For weeks after, Bashir says she and her sister were afraid to take a walk in their own neighborhood again. “He could be around,” she said. “Do we go? Do we not go? Would he be out there? Let’s look in the same area and start our walk, and check in the same area he was last time and maybe run back home. [That apprehension] kind of just gets in the way.”

Praying in public, going to the beach in modest swimwear—these are all things Bashir says she is used to thinking about. “If I’m going to do one of these things that super stands out, then I’ve always had the equation in my mind of like, okay, there could be fallout from this. There could be some person who finds this uncomfortable and who makes a scene.”

After that same recent van attack in London, Ontario, the fear of simply going out for a walk returned. “It’s such a small thing, the ability to go out for a walk,” says Bashir. Walking kept her sane during the pandemic. “Having [the van attack] happen—it was like, ‘Oh, right.’” The news was a painful reminder that she had to be careful walking, or simply existing in public. “It’s the way [Islamophobia] creeps into things you wouldn’t want to think twice about.”

Despite living through such adversity, many in the community are unsurprised by the shock of such incidents. Bashir describes it as exhausting.
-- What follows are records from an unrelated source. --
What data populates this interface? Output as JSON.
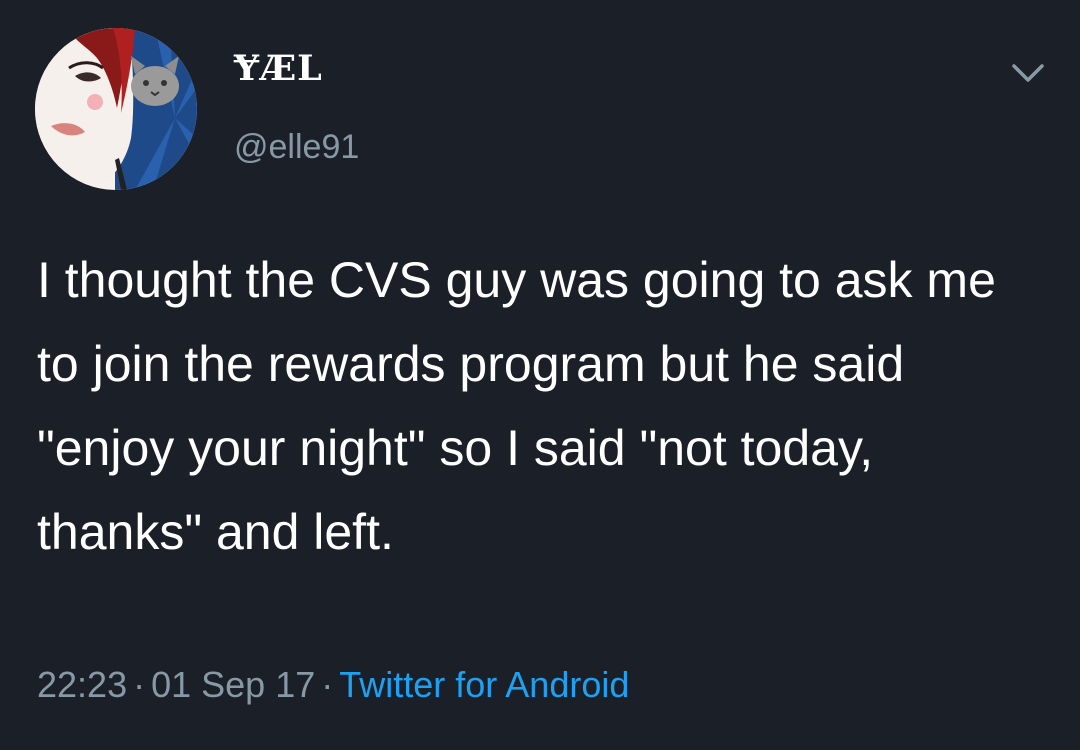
{
  "tweet": {
    "display_name": "ɎÆL",
    "handle": "@elle91",
    "text": "I thought the CVS guy was going to ask me to join the rewards program but he said \"enjoy your night\" so I said \"not today, thanks\" and left.",
    "time": "22:23",
    "date": "01 Sep 17",
    "separator": "·",
    "source": "Twitter for Android"
  },
  "icons": {
    "menu": "chevron-down-icon",
    "avatar": "profile-avatar"
  },
  "colors": {
    "background": "#1b2028",
    "text": "#ffffff",
    "muted": "#8899a6",
    "link": "#1da1f2"
  }
}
“Even though they’ve happened on and off for years—like those two stories are so far apart—they still just floor you. [They] still just kind of wipe you out sometimes, and you just have to like, sit and take a beat and gather yourself again.”